TASK REQUIREMENTS:
Report, in full, each line of the material below in which the string "icon" occurs.

SUPPLIED DATA:
• • • •

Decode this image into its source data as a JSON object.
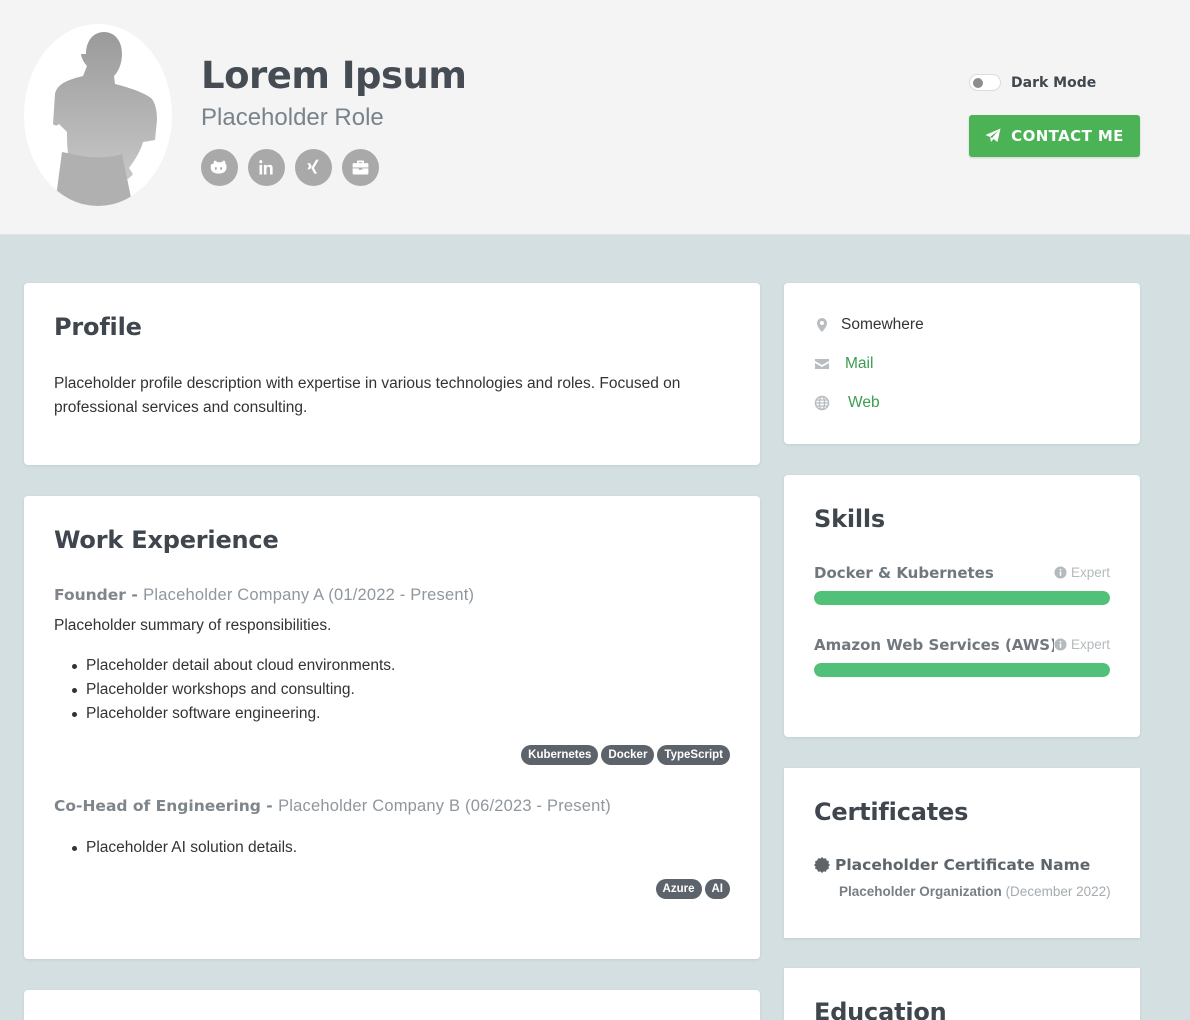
{
  "header": {
    "name": "Lorem Ipsum",
    "role": "Placeholder Role",
    "socials": [
      {
        "icon": "github-icon"
      },
      {
        "icon": "linkedin-icon"
      },
      {
        "icon": "xing-icon"
      },
      {
        "icon": "briefcase-icon"
      }
    ],
    "dark_mode_label": "Dark Mode",
    "contact_label": "CONTACT ME"
  },
  "profile": {
    "title": "Profile",
    "text": "Placeholder profile description with expertise in various technologies and roles. Focused on professional services and consulting."
  },
  "experience": {
    "title": "Work Experience",
    "jobs": [
      {
        "role": "Founder",
        "company": "Placeholder Company A (01/2022 - Present)",
        "summary": "Placeholder summary of responsibilities.",
        "details": [
          "Placeholder detail about cloud environments.",
          "Placeholder workshops and consulting.",
          "Placeholder software engineering."
        ],
        "tags": [
          "Kubernetes",
          "Docker",
          "TypeScript"
        ]
      },
      {
        "role": "Co-Head of Engineering",
        "company": "Placeholder Company B (06/2023 - Present)",
        "details": [
          "Placeholder AI solution details."
        ],
        "tags": [
          "Azure",
          "AI"
        ]
      }
    ]
  },
  "contact_info": {
    "location": "Somewhere",
    "mail": "Mail",
    "web": "Web"
  },
  "skills": {
    "title": "Skills",
    "items": [
      {
        "name": "Docker & Kubernetes",
        "level": "Expert",
        "progress": 1.0
      },
      {
        "name": "Amazon Web Services (AWS)",
        "level": "Expert",
        "progress": 1.0
      }
    ]
  },
  "certificates": {
    "title": "Certificates",
    "items": [
      {
        "name": "Placeholder Certificate Name",
        "org": "Placeholder Organization",
        "date": "(December 2022)"
      }
    ]
  },
  "education": {
    "title": "Education"
  },
  "colors": {
    "accent": "#4bb356",
    "skill_bar": "#51c17a",
    "background": "#d3dfe1"
  }
}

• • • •

YOUR SOLUTION:
        "icon": "github-icon"
        "icon": "linkedin-icon"
        "icon": "xing-icon"
        "icon": "briefcase-icon"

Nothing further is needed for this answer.